Dolcoath as we know it today is actually an amalgamation of several other smaller mines including Stray Park (1871), Bullen Garden Mine and Roskear.

1700s The mine began working in the early 1700's.

1746 The mine was over 300 feet deep.

1788-1799 The mine during the 'Great Copper Slump'. On reopening, it grew to become the largest and deepest mine in Cornwall.

1799-1920 The value of its production was over £10 million (for all minerals). Other minerals of note included ores of arsenic, tungsten, lead, silver, bismuth, cobalt and even uranium.

1805 Trevithick was involved in a fight with Watt at Dolcoath Mine, where Andrew Vivian, as mine manager, was erecting a high-pressure steam-puffer whim-engine to compete with a Watt low-pressure steam vacuum whim-engine.

As the copper ores were mined out, tin was discovered at the lower levels. It mined six different lodes including the Caunter Lode. The principal shafts being at Harriet's, Valley Shaft and Old Sump Shafts. Several other new shafts were sunk at the end of the 19th century such as the New Sump Shaft and New East shaft. Its main Williams Shaft - incidentally named after its chairman Mr. Michael Henry Williams - had an exceptionally rich lode at the 412 fathom (2472 feet) level and the sinking of the shaft began on 26th October 1895. However shortly after World War One, tin prices fell drastically, with new deposits found elsewhere in the world.

1895 The company was registered on 15 July, to take over as a going concern the Dolcoath mine (chiefly yielding tin), situated at Camborne, in Cornwall, which had previously been worked on the cost-book system. The mine is held under lease for sixty years from June, at a royalty. [2]

1921 The once mighty Dolcoath shut.

The Great Flat Lode is an enormous ore bearing body tilted at an angle of about 45 degrees situated to the south of Carn Brea. Normally lodes are found perpendicular to the ground surface or at best at angles of about 60 degrees. The Great Flat lode got its name as in relative terms it lay a lot flatter in the ground. This, meant that mines could be placed at the optimum locations to extract the tin or copper ore from the ground without digging to excessive depths.
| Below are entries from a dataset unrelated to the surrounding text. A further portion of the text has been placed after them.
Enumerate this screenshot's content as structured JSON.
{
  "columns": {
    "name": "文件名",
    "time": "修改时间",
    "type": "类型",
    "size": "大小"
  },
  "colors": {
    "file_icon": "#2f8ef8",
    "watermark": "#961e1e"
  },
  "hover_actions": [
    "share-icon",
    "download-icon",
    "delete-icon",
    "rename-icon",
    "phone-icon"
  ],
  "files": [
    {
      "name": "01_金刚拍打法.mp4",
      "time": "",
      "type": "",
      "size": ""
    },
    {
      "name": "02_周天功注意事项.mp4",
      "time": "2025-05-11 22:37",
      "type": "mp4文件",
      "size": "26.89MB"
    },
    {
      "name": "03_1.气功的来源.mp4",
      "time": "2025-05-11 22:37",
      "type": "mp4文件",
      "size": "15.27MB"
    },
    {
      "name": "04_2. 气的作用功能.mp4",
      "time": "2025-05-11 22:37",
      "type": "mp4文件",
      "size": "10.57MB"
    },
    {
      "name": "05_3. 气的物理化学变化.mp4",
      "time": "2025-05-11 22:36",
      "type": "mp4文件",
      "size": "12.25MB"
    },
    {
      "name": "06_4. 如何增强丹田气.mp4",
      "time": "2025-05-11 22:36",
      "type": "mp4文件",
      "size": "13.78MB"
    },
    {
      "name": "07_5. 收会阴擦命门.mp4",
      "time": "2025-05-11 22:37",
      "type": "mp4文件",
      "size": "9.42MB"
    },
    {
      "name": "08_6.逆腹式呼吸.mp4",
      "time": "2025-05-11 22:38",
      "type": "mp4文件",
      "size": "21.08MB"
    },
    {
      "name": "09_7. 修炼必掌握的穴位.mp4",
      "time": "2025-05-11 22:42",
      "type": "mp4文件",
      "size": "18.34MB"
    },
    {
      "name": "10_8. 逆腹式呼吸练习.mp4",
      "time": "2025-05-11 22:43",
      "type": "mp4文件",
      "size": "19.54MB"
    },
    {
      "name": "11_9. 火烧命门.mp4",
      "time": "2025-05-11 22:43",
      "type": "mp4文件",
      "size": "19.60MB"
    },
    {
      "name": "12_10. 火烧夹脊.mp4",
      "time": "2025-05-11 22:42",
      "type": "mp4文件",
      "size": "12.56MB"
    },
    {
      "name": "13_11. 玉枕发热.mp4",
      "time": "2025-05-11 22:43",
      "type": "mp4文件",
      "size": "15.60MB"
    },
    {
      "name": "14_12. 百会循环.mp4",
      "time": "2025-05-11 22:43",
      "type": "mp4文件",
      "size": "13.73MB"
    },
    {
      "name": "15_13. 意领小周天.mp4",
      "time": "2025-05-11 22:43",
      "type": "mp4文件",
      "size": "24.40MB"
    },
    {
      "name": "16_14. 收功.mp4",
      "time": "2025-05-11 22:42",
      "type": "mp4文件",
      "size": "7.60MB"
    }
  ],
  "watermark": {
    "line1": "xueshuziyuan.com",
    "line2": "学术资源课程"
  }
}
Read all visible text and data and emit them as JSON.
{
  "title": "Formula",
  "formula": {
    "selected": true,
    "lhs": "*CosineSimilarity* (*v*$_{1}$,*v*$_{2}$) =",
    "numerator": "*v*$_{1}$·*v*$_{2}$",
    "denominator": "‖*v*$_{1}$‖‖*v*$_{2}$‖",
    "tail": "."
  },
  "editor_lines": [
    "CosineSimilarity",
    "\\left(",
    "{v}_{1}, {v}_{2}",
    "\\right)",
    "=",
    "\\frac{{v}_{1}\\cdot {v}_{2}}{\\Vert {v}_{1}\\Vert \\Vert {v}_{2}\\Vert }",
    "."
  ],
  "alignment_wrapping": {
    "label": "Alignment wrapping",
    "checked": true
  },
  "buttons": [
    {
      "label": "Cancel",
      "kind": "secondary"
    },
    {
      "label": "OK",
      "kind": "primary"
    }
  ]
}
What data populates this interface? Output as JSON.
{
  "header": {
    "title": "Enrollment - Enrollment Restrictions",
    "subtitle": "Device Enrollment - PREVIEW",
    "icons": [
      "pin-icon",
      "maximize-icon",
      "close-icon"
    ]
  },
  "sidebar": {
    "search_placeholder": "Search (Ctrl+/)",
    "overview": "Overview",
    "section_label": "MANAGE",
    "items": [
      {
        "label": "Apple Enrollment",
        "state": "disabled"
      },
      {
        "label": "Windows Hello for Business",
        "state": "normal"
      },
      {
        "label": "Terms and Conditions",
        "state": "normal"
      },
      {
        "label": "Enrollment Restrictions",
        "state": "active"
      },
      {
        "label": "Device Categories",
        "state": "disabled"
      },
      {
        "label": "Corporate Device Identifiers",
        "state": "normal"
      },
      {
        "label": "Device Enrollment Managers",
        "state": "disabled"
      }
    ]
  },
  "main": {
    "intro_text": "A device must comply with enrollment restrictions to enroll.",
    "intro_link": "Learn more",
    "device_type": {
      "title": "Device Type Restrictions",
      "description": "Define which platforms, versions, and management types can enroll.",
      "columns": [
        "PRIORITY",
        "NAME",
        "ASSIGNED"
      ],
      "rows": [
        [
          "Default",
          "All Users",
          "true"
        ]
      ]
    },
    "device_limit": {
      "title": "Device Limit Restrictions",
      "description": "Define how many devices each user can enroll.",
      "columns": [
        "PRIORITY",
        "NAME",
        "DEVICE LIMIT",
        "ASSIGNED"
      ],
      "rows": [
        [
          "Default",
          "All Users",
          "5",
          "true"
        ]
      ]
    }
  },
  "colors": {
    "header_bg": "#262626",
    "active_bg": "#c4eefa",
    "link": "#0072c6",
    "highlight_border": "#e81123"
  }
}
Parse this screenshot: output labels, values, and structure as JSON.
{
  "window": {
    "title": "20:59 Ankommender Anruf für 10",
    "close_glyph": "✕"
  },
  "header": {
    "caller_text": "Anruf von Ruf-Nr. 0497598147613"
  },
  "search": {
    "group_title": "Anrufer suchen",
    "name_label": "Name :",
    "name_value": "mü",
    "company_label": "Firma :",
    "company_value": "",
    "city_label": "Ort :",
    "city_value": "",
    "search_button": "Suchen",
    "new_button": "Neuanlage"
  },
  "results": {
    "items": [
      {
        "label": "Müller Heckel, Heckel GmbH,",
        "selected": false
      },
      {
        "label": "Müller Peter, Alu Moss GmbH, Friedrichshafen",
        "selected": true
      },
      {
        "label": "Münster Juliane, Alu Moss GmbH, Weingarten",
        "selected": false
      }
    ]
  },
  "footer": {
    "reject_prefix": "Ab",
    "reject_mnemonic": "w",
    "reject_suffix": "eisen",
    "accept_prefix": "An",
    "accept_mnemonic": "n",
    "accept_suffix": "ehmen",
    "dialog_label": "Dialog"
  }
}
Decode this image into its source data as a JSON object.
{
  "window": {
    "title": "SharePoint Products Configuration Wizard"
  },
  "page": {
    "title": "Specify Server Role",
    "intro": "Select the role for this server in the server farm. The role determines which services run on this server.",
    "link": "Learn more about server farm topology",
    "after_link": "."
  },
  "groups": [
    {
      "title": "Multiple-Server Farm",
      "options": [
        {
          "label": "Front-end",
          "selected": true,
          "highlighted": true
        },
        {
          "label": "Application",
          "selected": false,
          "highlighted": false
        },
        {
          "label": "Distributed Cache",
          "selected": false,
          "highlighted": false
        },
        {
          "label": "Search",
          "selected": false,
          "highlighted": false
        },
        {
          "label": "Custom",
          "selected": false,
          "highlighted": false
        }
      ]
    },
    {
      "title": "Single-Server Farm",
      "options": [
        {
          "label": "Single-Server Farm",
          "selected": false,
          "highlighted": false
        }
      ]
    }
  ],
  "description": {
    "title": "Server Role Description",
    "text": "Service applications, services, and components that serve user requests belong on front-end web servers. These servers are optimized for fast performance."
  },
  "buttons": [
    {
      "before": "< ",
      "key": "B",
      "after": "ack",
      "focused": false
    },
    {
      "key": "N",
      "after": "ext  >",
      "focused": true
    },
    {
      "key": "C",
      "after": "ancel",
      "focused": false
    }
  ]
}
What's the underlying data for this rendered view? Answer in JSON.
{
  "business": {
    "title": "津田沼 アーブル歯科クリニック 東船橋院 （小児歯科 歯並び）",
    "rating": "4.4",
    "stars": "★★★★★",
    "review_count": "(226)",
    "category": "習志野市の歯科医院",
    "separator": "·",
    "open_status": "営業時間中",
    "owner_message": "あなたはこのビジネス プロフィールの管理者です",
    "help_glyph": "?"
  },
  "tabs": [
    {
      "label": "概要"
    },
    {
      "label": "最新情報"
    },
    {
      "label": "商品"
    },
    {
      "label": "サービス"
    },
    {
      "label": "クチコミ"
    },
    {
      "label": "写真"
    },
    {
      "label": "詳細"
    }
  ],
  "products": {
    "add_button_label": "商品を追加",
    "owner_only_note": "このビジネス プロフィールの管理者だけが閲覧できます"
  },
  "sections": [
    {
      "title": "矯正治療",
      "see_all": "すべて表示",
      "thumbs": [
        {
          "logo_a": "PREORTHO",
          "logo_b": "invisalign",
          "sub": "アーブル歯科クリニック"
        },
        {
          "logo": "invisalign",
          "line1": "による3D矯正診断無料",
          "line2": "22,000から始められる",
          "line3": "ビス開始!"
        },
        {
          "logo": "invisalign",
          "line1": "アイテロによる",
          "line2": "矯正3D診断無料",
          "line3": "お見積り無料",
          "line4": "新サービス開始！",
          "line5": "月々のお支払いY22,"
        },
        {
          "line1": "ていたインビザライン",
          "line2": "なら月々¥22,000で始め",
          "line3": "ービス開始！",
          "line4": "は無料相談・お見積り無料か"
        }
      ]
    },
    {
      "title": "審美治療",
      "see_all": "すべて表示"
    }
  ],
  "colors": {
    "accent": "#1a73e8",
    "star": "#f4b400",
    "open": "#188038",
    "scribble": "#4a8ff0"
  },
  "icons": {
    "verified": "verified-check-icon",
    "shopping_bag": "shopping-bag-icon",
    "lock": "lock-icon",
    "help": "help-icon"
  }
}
The Great Flat Lode Trail encompasses all the major mines of the Camborne-Redruth area running in a 7.5 mile multi-use circular trail around the granite hill of Carn Brea. [3]

See Also


Sources of Information

  1. [1] Cornwall in Focus
  2. The Stock Exchange Year Book 1908
  3. [2] Cornwall in Focus